Ethics in AI Language Models
In recent years, the rapid evolution of artificial intelligence (AI), particularly in areas like language models, has transformed industries, powering innovations from chatbots to content generation. Yet, alongside this advancement, a challenging and pressing issue arises: the bias inherent within these models. Bias, often a reflection of historical data and human prejudices, can lead to unintended and harmful consequences.
This article delves into the nature of these biases, their origins, and the ethical implications they carry. Additionally, it explores the steps being taken to rectify these issues and the responsibility that developers, companies, and users bear.

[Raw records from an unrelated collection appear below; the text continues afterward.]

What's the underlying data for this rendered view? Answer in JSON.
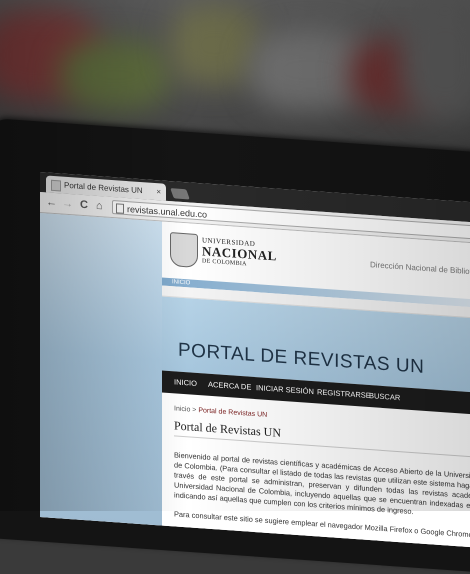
{
  "browser": {
    "tab_title": "Portal de Revistas UN",
    "tab_close": "×",
    "back_glyph": "←",
    "forward_glyph": "→",
    "reload_glyph": "C",
    "home_glyph": "⌂",
    "url": "revistas.unal.edu.co"
  },
  "header": {
    "logo_line1": "UNIVERSIDAD",
    "logo_line2": "NACIONAL",
    "logo_line3": "DE COLOMBIA",
    "right_text": "Dirección Nacional de Bibliotecas"
  },
  "inicio_bar": "INICIO",
  "banner_title": "PORTAL DE REVISTAS UN",
  "nav": [
    {
      "label": "INICIO"
    },
    {
      "label": "ACERCA DE"
    },
    {
      "label": "INICIAR SESIÓN"
    },
    {
      "label": "REGISTRARSE"
    },
    {
      "label": "BUSCAR"
    }
  ],
  "breadcrumb": {
    "home": "Inicio",
    "separator": " > ",
    "current": "Portal de Revistas UN"
  },
  "page_title": "Portal de Revistas UN",
  "intro": "Bienvenido al portal de revistas científicas y académicas de Acceso Abierto de la Universidad Nacional de Colombia. (Para consultar el listado de todas las revistas que utilizan este sistema haga clic aquí). A través de este portal se administran, preservan y difunden todas las revistas académicas de la Universidad Nacional de Colombia, incluyendo aquellas que se encuentran indexadas en Publindexo indicando así aquellas que cumplen con los criterios mínimos de ingreso.",
  "intro2": "Para consultar este sitio se sugiere emplear el navegador Mozilla Firefox o Google Chrome"
}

1. Understanding Bias in AI
1.1. What is Bias?
In AI, bias refers to systematic and unfair discrimination against certain individuals or groups based on their backgrounds or characteristics. It can manifest in the form of skewed results, incorrect predictions, or unfair treatments.
1.2. How Does Bias Enter AI?

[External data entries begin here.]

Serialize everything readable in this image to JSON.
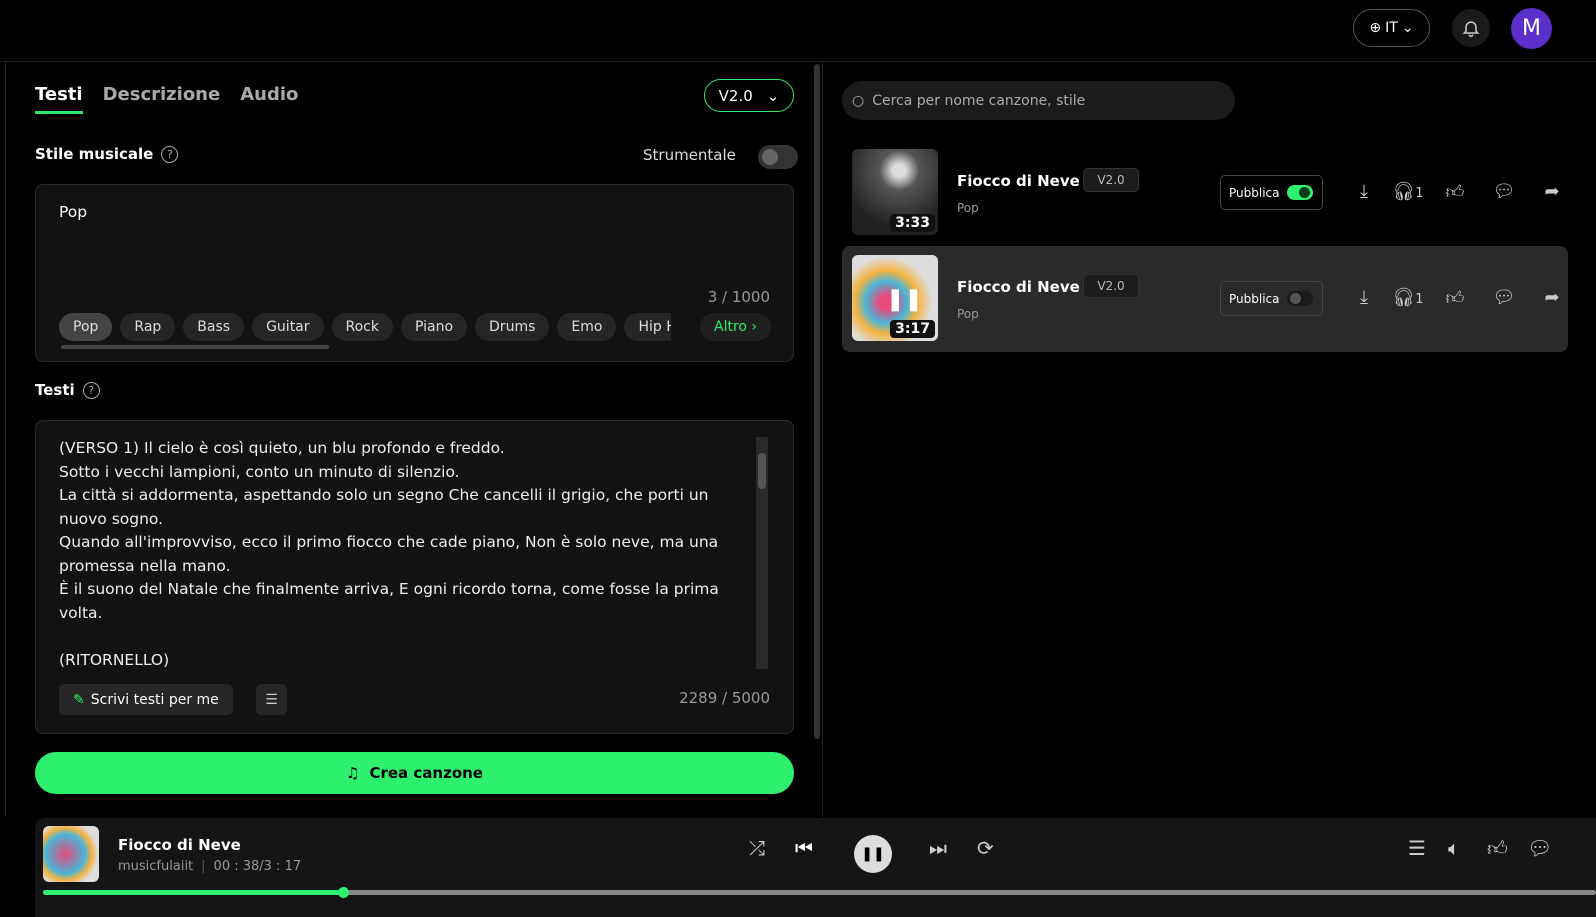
{
  "header": {
    "language": "IT",
    "avatar_letter": "M",
    "language_icon": "globe-icon",
    "notification_icon": "bell-icon"
  },
  "editor": {
    "tabs": [
      "Testi",
      "Descrizione",
      "Audio"
    ],
    "version": "V2.0",
    "style_label": "Stile musicale",
    "instrumental_label": "Strumentale",
    "instrumental_on": false,
    "style_value": "Pop",
    "style_count": "3 / 1000",
    "chips": [
      "Pop",
      "Rap",
      "Bass",
      "Guitar",
      "Rock",
      "Piano",
      "Drums",
      "Emo",
      "Hip Hop"
    ],
    "more_label": "Altro ›",
    "lyrics_label": "Testi",
    "lyrics": "(VERSO 1) Il cielo è così quieto, un blu profondo e freddo.\nSotto i vecchi lampioni, conto un minuto di silenzio.\nLa città si addormenta, aspettando solo un segno Che cancelli il grigio, che porti un nuovo sogno.\nQuando all'improvviso, ecco il primo fiocco che cade piano, Non è solo neve, ma una promessa nella mano.\nÈ il suono del Natale che finalmente arriva, E ogni ricordo torna, come fosse la prima volta.\n\n(RITORNELLO)",
    "write_for_me": "Scrivi testi per me",
    "lyrics_count": "2289 / 5000",
    "create_label": "Crea canzone",
    "accent": "#2ef06f"
  },
  "library": {
    "search_placeholder": "Cerca per nome canzone, stile",
    "songs": [
      {
        "title": "Fiocco di Neve",
        "version": "V2.0",
        "style": "Pop",
        "duration": "3:33",
        "public_label": "Pubblica",
        "public": true,
        "listens": "1"
      },
      {
        "title": "Fiocco di Neve",
        "version": "V2.0",
        "style": "Pop",
        "duration": "3:17",
        "public_label": "Pubblica",
        "public": false,
        "listens": "1"
      }
    ]
  },
  "player": {
    "title": "Fiocco di Neve",
    "artist": "musicfulaiit",
    "time": "00 : 38/3 : 17",
    "progress_percent": 19.3
  }
}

Biases in AI often stem from the data used to train them. If this data contains biases, the AI will likely reproduce and potentially amplify them.

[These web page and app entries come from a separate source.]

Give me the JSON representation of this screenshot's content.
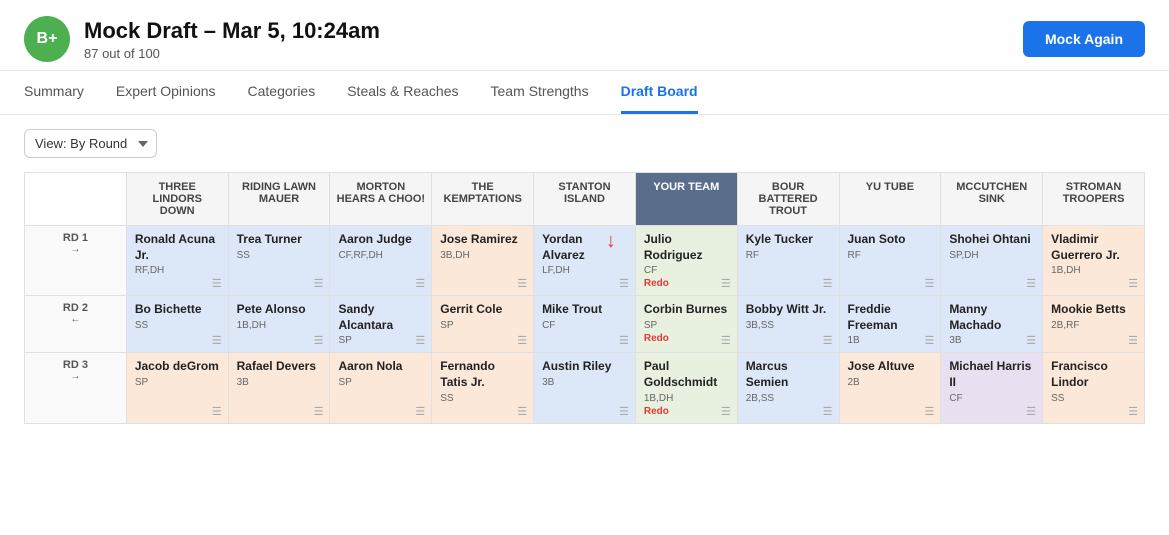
{
  "header": {
    "grade": "B+",
    "title": "Mock Draft – Mar 5, 10:24am",
    "subtitle": "87 out of 100",
    "mock_again": "Mock Again"
  },
  "nav": {
    "items": [
      {
        "label": "Summary",
        "active": false
      },
      {
        "label": "Expert Opinions",
        "active": false
      },
      {
        "label": "Categories",
        "active": false
      },
      {
        "label": "Steals & Reaches",
        "active": false
      },
      {
        "label": "Team Strengths",
        "active": false
      },
      {
        "label": "Draft Board",
        "active": true
      }
    ]
  },
  "toolbar": {
    "view_label": "View: By Round"
  },
  "teams": [
    {
      "name": "THREE LINDORS DOWN"
    },
    {
      "name": "RIDING LAWN MAUER"
    },
    {
      "name": "MORTON HEARS A CHOO!"
    },
    {
      "name": "THE KEMPTATIONS"
    },
    {
      "name": "STANTON ISLAND"
    },
    {
      "name": "YOUR TEAM"
    },
    {
      "name": "BOUR BATTERED TROUT"
    },
    {
      "name": "YU TUBE"
    },
    {
      "name": "MCCUTCHEN SINK"
    },
    {
      "name": "STROMAN TROOPERS"
    }
  ],
  "rounds": [
    {
      "label": "RD 1",
      "arrow": "→",
      "picks": [
        {
          "name": "Ronald Acuna Jr.",
          "pos": "RF,DH",
          "style": "blue"
        },
        {
          "name": "Trea Turner",
          "pos": "SS",
          "style": "blue"
        },
        {
          "name": "Aaron Judge",
          "pos": "CF,RF,DH",
          "style": "blue"
        },
        {
          "name": "Jose Ramirez",
          "pos": "3B,DH",
          "style": "peach"
        },
        {
          "name": "Yordan Alvarez",
          "pos": "LF,DH",
          "style": "blue"
        },
        {
          "name": "Julio Rodriguez",
          "pos": "CF",
          "note": "Redo",
          "style": "your-team"
        },
        {
          "name": "Kyle Tucker",
          "pos": "RF",
          "style": "blue"
        },
        {
          "name": "Juan Soto",
          "pos": "RF",
          "style": "blue"
        },
        {
          "name": "Shohei Ohtani",
          "pos": "SP,DH",
          "style": "blue"
        },
        {
          "name": "Vladimir Guerrero Jr.",
          "pos": "1B,DH",
          "style": "peach"
        }
      ]
    },
    {
      "label": "RD 2",
      "arrow": "←",
      "picks": [
        {
          "name": "Bo Bichette",
          "pos": "SS",
          "style": "blue"
        },
        {
          "name": "Pete Alonso",
          "pos": "1B,DH",
          "style": "blue"
        },
        {
          "name": "Sandy Alcantara",
          "pos": "SP",
          "style": "blue"
        },
        {
          "name": "Gerrit Cole",
          "pos": "SP",
          "style": "peach"
        },
        {
          "name": "Mike Trout",
          "pos": "CF",
          "style": "blue"
        },
        {
          "name": "Corbin Burnes",
          "pos": "SP",
          "note": "Redo",
          "style": "your-team"
        },
        {
          "name": "Bobby Witt Jr.",
          "pos": "3B,SS",
          "style": "blue"
        },
        {
          "name": "Freddie Freeman",
          "pos": "1B",
          "style": "blue"
        },
        {
          "name": "Manny Machado",
          "pos": "3B",
          "style": "blue"
        },
        {
          "name": "Mookie Betts",
          "pos": "2B,RF",
          "style": "peach"
        }
      ]
    },
    {
      "label": "RD 3",
      "arrow": "→",
      "picks": [
        {
          "name": "Jacob deGrom",
          "pos": "SP",
          "style": "peach"
        },
        {
          "name": "Rafael Devers",
          "pos": "3B",
          "style": "peach"
        },
        {
          "name": "Aaron Nola",
          "pos": "SP",
          "style": "peach"
        },
        {
          "name": "Fernando Tatis Jr.",
          "pos": "SS",
          "style": "peach"
        },
        {
          "name": "Austin Riley",
          "pos": "3B",
          "style": "blue"
        },
        {
          "name": "Paul Goldschmidt",
          "pos": "1B,DH",
          "note": "Redo",
          "style": "your-team"
        },
        {
          "name": "Marcus Semien",
          "pos": "2B,SS",
          "style": "blue"
        },
        {
          "name": "Jose Altuve",
          "pos": "2B",
          "style": "peach"
        },
        {
          "name": "Michael Harris II",
          "pos": "CF",
          "style": "gray"
        },
        {
          "name": "Francisco Lindor",
          "pos": "SS",
          "style": "peach"
        }
      ]
    }
  ]
}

2. Language Models: A Special Concern
Language models, designed to understand and generate human-like text, are particularly susceptible to bias. Their vast training data encompass vast amounts of textual data from the internet.
2.1. Historical Biases
Language reflects culture, and as cultures evolve, so does language. Models can inadvertently learn outdated or discriminatory viewpoints from older texts.
2.2. Amplifying Existing Stereotypes
Language models can often strengthen stereotypes, reinforcing harmful beliefs and notions.
3. Ethical Implications of Bias
3.1. Reinforcing Harmful Stereotypes
Bias in AI can perpetuate societal divides and prejudices, potentially undoing years of social progress.
3.2. Impact on Vulnerable Populations
Biased AI can disproportionately affect marginalized communities, exacerbating inequalities.
3.3. Erosion of Trust
When users notice biases in AI outputs, it erodes trust not only in that specific tool but in AI technologies at large.
4. Addressing AI Bias: Steps Being Taken
4.1. Data Cleaning
This involves reviewing and editing training datasets to ensure they’re representative and free from glaring biases.
4.2. Algorithmic Approaches
Researchers are developing algorithms that are inherently designed to reduce bias, ensuring fairness in predictions and outputs.
4.3. Post-hoc Analysis
After a model is trained, it can be analyzed and tested for biases, allowing for corrections before deployment.
5. The Role of the AI Community
5.1. Developers and Researchers
The onus is on those who design and create AI to ensure they’re ethically sound. Regular training and awareness programs can help.
5.2. OpenAI and Other Organizations
Leading organizations like OpenAI are pioneering research into reducing bias and ensuring that their models, like ChatGPT, remain ethically designed.
5.3. The User Community
Feedback from users is invaluable. Identifying and reporting biases can help organizations rectify them promptly.
6. The Road Ahead: Challenges and Opportunities
6.1. The Evolving Nature of Bias
Bias isn’t static; as society changes, so do its biases. The AI community must remain vigilant.
6.2. Ethical AI as a Norm
The goal is to reach a point where ethics in AI is a given, not an exception.
6.3. Global Collaborations
International cooperation can help in creating universally fair and unbiased AIs.
While AI, with its vast potential, promises to revolutionize our world, it also brings forward unprecedented ethical challenges. The biases within language models are emblematic of larger issues within AI. By acknowledging, addressing, and actively working to reduce these biases, we not only enhance the efficacy of AI but also ensure a more equitable and fair technological future. It’s a journey, but with collective effort, a bias-free AI horizon is attainable.